For skin to be further processed into leather, it must be as damage-free as possible. Damages caused by illness or injury, by incorrect handling, in the slaughterhouse during cutting, or preservation, reduce the value for the tanner.

When removing the skin, the cutting must be carried out in such a way that the tanner can produce a hide as large as possible. Associations of the Leather Industry try to teach the slaughterers the optimal cutting of cattle through posters. But there is often a mistake in cutting, because the cutting of the skin is mainly performed by unskilled hands. Meanwhile this process is increasingly being carried out by "withdrawal machines", which make it possible to subtract the skin as a whole from the animal. The results are then practically cut and defect-free hides.

Rawhides are sold by dealers. At the trading and auction sites, the raw material is then assembled into lots of similar hides and skins. Rawhides for furniture leather are calculated in Germany per kilo.

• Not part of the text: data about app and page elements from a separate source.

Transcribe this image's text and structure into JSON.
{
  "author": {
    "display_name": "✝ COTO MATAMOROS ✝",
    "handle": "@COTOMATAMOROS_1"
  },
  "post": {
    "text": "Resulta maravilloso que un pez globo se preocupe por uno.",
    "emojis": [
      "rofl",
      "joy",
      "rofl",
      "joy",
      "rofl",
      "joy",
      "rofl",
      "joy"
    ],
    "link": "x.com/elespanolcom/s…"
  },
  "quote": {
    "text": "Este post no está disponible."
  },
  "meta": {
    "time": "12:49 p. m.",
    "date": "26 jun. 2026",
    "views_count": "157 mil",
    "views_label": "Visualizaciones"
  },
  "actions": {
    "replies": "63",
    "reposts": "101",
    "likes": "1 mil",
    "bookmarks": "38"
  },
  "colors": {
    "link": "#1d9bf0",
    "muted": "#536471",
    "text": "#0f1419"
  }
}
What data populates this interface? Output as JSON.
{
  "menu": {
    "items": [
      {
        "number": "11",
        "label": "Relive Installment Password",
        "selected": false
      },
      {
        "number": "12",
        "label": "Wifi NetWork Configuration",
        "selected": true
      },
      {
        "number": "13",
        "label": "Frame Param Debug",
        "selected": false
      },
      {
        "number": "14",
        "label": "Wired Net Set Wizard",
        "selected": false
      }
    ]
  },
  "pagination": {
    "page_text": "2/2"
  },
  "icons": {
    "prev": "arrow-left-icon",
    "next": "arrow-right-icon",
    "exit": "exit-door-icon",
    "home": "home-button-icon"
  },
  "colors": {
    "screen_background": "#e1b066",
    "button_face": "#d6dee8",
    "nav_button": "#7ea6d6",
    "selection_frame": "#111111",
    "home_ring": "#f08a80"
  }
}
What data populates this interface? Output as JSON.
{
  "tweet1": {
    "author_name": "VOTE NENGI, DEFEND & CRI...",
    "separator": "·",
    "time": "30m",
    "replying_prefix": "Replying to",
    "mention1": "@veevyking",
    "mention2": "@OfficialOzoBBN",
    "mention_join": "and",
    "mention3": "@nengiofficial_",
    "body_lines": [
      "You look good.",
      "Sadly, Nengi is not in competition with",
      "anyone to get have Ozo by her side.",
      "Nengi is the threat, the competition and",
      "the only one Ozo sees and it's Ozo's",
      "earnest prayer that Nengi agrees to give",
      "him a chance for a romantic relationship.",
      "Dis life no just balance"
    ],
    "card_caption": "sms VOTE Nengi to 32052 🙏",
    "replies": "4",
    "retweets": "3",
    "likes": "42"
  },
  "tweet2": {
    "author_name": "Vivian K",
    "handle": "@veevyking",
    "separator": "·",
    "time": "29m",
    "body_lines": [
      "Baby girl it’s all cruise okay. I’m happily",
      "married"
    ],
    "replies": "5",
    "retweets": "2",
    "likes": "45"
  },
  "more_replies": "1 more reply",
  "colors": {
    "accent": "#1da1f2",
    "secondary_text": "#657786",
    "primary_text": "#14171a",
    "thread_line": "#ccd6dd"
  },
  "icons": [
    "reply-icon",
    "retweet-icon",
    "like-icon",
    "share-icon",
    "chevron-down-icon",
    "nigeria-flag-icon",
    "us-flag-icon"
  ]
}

According to a tannery for high-quality furniture leather, the price per kilo of raw skin amounted to approx. 3 € in 2015.

Rohhaut-gesalzen-02.jpg Rohhaut-gesalzen-01.jpg

Salted rawhide.


Rohhaut-gekuelt-02.jpg Rohhaut-gekuelt-01.jpg

Cooled rawhide.


Video about the leather production

The leather production in a modern tannery.

Additional information